OU instrument used on Rosetta mission

The scientists in the Centre for Electronic Imaging and the Space Instrumentation Group at The Open University have been involved in the development of instruments for space applications for many decades. Although the use of detectors for space astronomy is a very specialised area, the basic principals can be applied to a wide range of fields. Over recent years we have, for example, taken research towards the International X-ray Observatory and considered how this could benefit synchrotron research; the detection of low energy X-rays in specialised cameras is essentially the same process whether in a laboratory or orbiting in space. In this multidisciplinary project, we will be looking at how expertise built through space research can be transferred to exciting new ground-based applications, from synchrotron research to medical imaging.
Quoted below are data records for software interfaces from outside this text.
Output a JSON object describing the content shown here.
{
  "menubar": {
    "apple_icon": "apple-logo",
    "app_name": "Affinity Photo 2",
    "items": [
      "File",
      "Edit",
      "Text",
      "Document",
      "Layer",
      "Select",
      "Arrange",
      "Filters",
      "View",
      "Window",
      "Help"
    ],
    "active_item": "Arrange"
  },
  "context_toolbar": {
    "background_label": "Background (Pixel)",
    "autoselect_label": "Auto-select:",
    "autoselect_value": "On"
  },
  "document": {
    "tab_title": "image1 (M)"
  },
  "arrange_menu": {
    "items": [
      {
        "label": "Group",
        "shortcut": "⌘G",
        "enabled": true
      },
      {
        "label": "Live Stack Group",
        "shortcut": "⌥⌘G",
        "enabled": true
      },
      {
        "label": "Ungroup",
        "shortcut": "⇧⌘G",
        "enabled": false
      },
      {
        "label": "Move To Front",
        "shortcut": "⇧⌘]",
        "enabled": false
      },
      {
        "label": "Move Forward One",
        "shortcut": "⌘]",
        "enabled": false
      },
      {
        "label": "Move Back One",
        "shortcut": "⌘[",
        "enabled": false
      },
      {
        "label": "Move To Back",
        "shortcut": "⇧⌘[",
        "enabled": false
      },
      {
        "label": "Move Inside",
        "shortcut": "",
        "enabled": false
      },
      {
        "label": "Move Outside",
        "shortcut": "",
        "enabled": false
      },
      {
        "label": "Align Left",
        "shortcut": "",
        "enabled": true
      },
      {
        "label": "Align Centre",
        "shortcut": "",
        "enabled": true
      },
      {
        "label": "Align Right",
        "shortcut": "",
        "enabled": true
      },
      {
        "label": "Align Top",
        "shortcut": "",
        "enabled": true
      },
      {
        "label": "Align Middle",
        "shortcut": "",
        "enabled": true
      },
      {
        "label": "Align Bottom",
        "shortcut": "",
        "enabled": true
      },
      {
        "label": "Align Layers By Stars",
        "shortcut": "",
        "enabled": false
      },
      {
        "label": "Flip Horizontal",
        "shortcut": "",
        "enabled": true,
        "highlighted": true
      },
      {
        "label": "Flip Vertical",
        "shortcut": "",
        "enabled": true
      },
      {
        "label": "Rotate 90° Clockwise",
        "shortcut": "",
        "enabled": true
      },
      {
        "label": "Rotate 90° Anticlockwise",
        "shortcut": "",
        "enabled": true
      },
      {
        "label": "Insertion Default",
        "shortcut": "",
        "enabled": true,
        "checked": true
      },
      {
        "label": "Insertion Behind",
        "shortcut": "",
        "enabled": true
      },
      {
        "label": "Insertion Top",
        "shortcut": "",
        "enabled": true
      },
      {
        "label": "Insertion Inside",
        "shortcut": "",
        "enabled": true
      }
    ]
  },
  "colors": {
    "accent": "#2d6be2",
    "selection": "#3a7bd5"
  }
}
Our studentships span a range of activities at the cutting edge of detector development, and offer the chance to work closely with scientists from within the research group and the detector manufacturers, e2v technologies, to give experience of both academia and industry.

Qualifications available:

PhD

Fees:

For detailed information on current fees visit Fees and funding.

Entry requirements:

Minimum 2:1 (or equivalent).

Expressions of interest should normally be accompanied by an up-to-date CV.

Current/recent research projects

  • Development of an X-ray camera for the OGRE sounding rocket
  • Development of an imaging camera for UKube-1
  • Investigation of electron multiplying CCD technology for space astronomy
  • Radiation damage in scientific sensors for space
  • Development of CMOS imager for the JANUS camera on JUICE

Potential supervisors

Further information

If you have an enquiry specific to this research area please contact:

Name:
Administrative support
Email:
STEM-SPS-PhD-Admin@open.ac.uk
Phone:
+44 (0)1908 858253

For general enquiries please contact the Research Degrees Team via the link under 'Your Questions' on the right of the page.